Mississippi Department of Health officials threatened to turn Donna Harris' eight-week weight loss challenge into six months behind bars, but now the state stands accused of putting the First Amendment on a diet.
Harris, a personal trainer and fitness expert, has run a Facebook page since 2018 dedicated to encouraging healthy eating habits. Earlier this year, she launched a small side business, offering one-on-one diet coaching and weight loss tips to anyone willing to pay $99 to participate in an eight-week contest where participants could compete to shed the most pounds. Before it could even start, however, the state government shut it down.
On January 22, Harris received a cease-and-desist letter from the Mississippi Department of Health. Talking about healthy eating on Facebook and getting paid to do it, the department said, could trigger a $1,000 fine and up to six months in jail. In the eyes of the state, Harris was an unlicensed dietician—and apparently enough of a threat to public safety that she might need to be put behind bars.
"When I learned I would have to cancel my weight-loss class, I was devastated," said Harris in a statement. "People were counting on me and they were so excited about learning how to lose weight in a healthy way, and they were so disappointed when I told them I was not going to be able to go through with the program."
Harris wasn't pretending to be a licensed dietician. In fact, her Facebook page and website both specify that she isn't one. Anyone willing to pay her for advice on eating healthier was engaged in a voluntary transaction—one that has little to do with the state government's interests.

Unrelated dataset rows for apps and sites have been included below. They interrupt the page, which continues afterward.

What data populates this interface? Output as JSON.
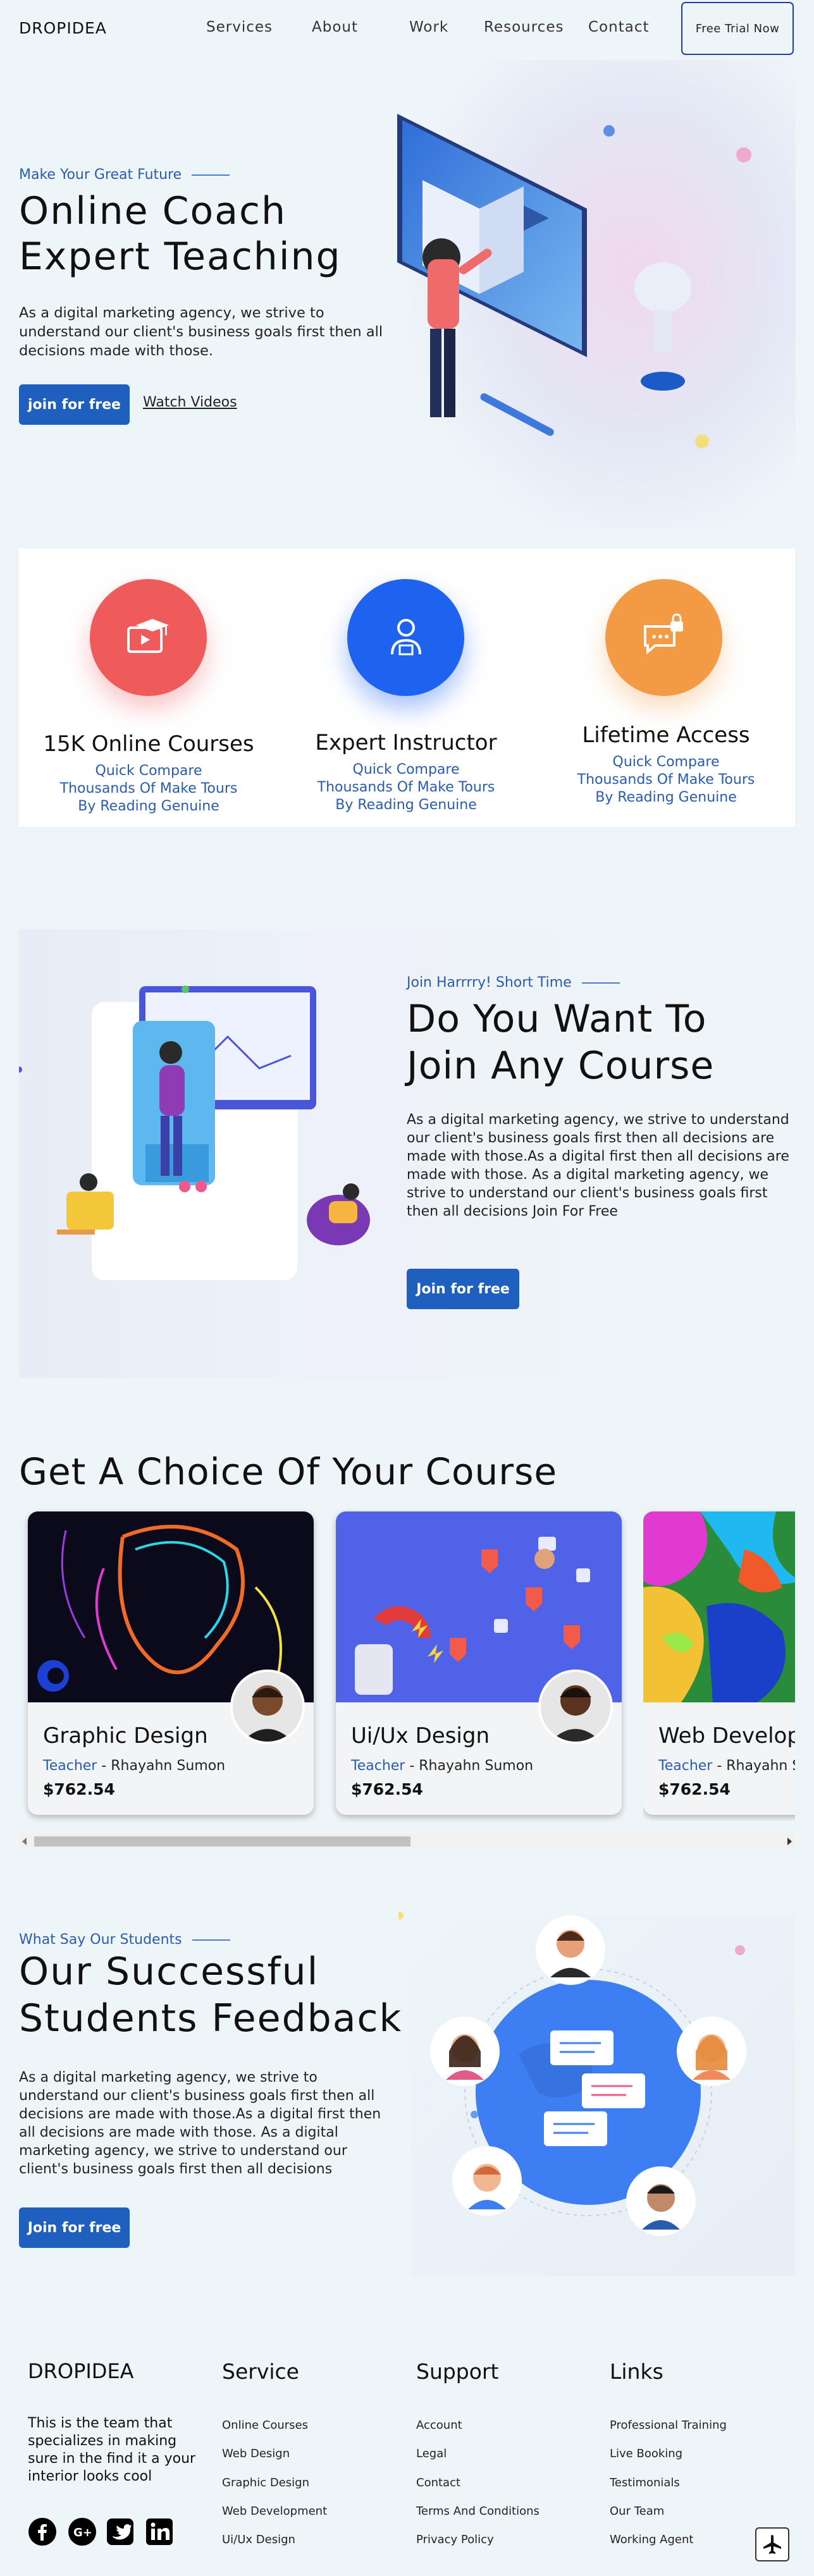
{
  "nav": {
    "logo": "DROPIDEA",
    "items": [
      "Services",
      "About",
      "Work",
      "Resources",
      "Contact"
    ],
    "cta": "Free Trial Now"
  },
  "hero": {
    "eyebrow": "Make Your Great Future",
    "title_line1": "Online Coach",
    "title_line2": "Expert Teaching",
    "body": "As a digital marketing agency, we strive to understand our client's business goals first then all decisions made with those.",
    "primary_btn": "join for free",
    "secondary_link": "Watch Videos"
  },
  "features": [
    {
      "icon": "video-course-icon",
      "title": "15K Online Courses",
      "lines": [
        "Quick Compare",
        "Thousands Of Make Tours",
        "By Reading Genuine"
      ],
      "color": "#ef5a5a"
    },
    {
      "icon": "instructor-icon",
      "title": "Expert Instructor",
      "lines": [
        "Quick Compare",
        "Thousands Of Make Tours",
        "By Reading Genuine"
      ],
      "color": "#1e63f0"
    },
    {
      "icon": "secure-chat-icon",
      "title": "Lifetime Access",
      "lines": [
        "Quick Compare",
        "Thousands Of Make Tours",
        "By Reading Genuine"
      ],
      "color": "#f39a45"
    }
  ],
  "join": {
    "eyebrow": "Join Harrrry! Short Time",
    "title_line1": "Do You Want To",
    "title_line2": "Join Any Course",
    "body": "As a digital marketing agency, we strive to understand our client's business goals first then all decisions are made with those.As a digital first then all decisions are made with those. As a digital marketing agency, we strive to understand our client's business goals first then all decisions Join For Free",
    "btn": "Join for free"
  },
  "courses": {
    "heading": "Get A Choice Of Your Course",
    "cards": [
      {
        "title": "Graphic Design",
        "role": "Teacher",
        "teacher": " - Rhayahn Sumon",
        "price": "$762.54"
      },
      {
        "title": "Ui/Ux Design",
        "role": "Teacher",
        "teacher": " - Rhayahn Sumon",
        "price": "$762.54"
      },
      {
        "title": "Web Development",
        "role": "Teacher",
        "teacher": " - Rhayahn Sumon",
        "price": "$762.54"
      }
    ]
  },
  "feedback": {
    "eyebrow": "What Say Our Students",
    "title_line1": "Our Successful",
    "title_line2": "Students Feedback",
    "body": "As a digital marketing agency, we strive to understand our client's business goals first then all decisions are made with those.As a digital first then all decisions are made with those. As a digital marketing agency, we strive to understand our client's business goals first then all decisions",
    "btn": "Join for free"
  },
  "footer": {
    "brand": "DROPIDEA",
    "about": "This is the team that specializes in making sure in the find it a your interior looks cool",
    "service_heading": "Service",
    "service_links": [
      "Online Courses",
      "Web Design",
      "Graphic Design",
      "Web Development",
      "Ui/Ux Design"
    ],
    "support_heading": "Support",
    "support_links": [
      "Account",
      "Legal",
      "Contact",
      "Terms And Conditions",
      "Privacy Policy"
    ],
    "links_heading": "Links",
    "links_links": [
      "Professional Training",
      "Live Booking",
      "Testimonials",
      "Our Team",
      "Working Agent"
    ],
    "social": [
      "facebook-icon",
      "google-plus-icon",
      "twitter-icon",
      "linkedin-icon"
    ]
  }
}
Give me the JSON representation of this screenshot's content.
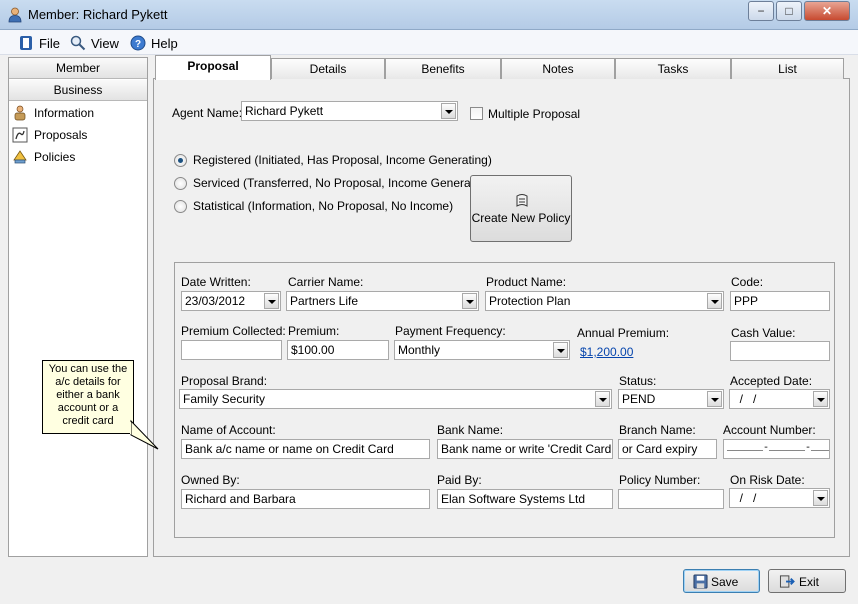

In a lawsuit filed this week on Harris' behalf, the Mississippi Justice Institute, a nonprofit law firm, argues that Mississippi's overzealous enforcement of its dietician licensing law violated Harris' First Amendment rights.
Aaron Rice, the group's director, is particularly galled by what happened when Harris asked the state what information she could legally provide without a license. She was told to stick to "government-approved guidelines, like the food pyramid," Rice says. "So you can engage in government-approved speech, but not non-government-approved speech?"
Getting a permission slip to speak freely about healthy diets is no easy task in Mississippi. It requires a bachelor's degree and more than 1,200 hours of supervised practice. Starting in 2024, the license will require a graduate degree. Harris actually has one of those—a master's degree in occupational therapy, to go along with her bachelor's degree in nutrition and food science—but not the one the state will soon require.
Mississippi is not the only state to require that dieticians be licensed, and this is not the first time a state has gone to extreme lengths to enforce its mandatory permission slip regime. In 2017, Florida Department of Health officials ran a sting operation to catch Heather Kokesch Del Castillo giving out unlicensed diet advice online. She, too, was threatened with jail time. A judge rejected a subsequent challenge to the state's dietician licensing laws brought on Del Castillo's behalf by the Institute for Justice, a libertarian law firm.
"Laws that restrict who can give dietary advice clearly implicate the First Amendment," says Paul Sherman, a senior attorney with the Institute for Justice. "If the government wants those laws on the books, it bears the burden of justifying them."
States get away with regulating all sorts of economic activity via occupational licensing laws, in part because of the so-called "professional speech doctrine," a legal practice in which courts have held that governments may limit or compel speech under the guise of regulating business activity. But the U.S. Supreme Court knocked down the professional speech doctrine in a 2018 ruling that overturned a California law requiring pregnancy centers to tell women where they could get an abortion.
Sherman says that the 2018 ruling—National Institute of Family and Life Advocates v. Becerra—was a "game-changer" that has caused lower courts to begin to grapple with how occupational licensing laws may run afoul of the First Amendment too. He predicts there will be more litigation in that space.
Rice notes that Mississippi has a reputation for being one of the most obese states in the nation, as well as one of America's highest incarceration rates—two things that won't be improved by treating unlicensed dieticians like serious criminals.
"Telling healthy adults what they should eat or buy at the grocery store is a freedom we all have as Americans," he says, "whether we are paid for that speech or not."